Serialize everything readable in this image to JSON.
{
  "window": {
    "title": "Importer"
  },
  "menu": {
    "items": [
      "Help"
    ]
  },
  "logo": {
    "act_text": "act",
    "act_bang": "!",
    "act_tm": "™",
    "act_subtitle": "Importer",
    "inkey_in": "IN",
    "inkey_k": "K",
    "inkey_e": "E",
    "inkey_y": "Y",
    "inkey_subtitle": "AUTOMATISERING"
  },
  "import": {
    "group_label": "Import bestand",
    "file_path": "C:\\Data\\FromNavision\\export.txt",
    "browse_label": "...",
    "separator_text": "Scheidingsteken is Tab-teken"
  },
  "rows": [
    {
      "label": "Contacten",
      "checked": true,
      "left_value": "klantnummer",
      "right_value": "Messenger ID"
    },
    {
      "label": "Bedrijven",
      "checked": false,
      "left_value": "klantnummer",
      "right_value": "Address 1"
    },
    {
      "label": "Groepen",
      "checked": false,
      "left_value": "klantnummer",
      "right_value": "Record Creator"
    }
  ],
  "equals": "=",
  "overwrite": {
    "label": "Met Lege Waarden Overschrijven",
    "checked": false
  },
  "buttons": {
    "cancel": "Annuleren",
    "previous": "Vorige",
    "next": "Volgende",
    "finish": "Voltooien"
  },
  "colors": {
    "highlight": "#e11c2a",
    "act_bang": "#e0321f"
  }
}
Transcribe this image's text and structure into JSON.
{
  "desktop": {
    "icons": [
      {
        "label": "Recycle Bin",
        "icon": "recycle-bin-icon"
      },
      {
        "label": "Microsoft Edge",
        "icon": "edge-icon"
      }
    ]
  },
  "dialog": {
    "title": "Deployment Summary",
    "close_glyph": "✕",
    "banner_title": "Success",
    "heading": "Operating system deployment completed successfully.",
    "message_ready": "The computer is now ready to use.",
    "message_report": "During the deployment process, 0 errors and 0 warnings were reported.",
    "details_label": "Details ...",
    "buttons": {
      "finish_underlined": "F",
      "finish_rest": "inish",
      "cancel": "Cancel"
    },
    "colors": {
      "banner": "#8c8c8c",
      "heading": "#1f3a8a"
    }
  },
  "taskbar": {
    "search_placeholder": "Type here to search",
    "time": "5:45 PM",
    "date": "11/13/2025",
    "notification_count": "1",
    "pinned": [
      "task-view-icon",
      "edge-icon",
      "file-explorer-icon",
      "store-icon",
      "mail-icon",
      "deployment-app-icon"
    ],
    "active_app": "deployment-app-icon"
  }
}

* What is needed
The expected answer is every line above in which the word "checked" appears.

* Response area
      "checked": true,
      "checked": false,
      "checked": false,
    "checked": false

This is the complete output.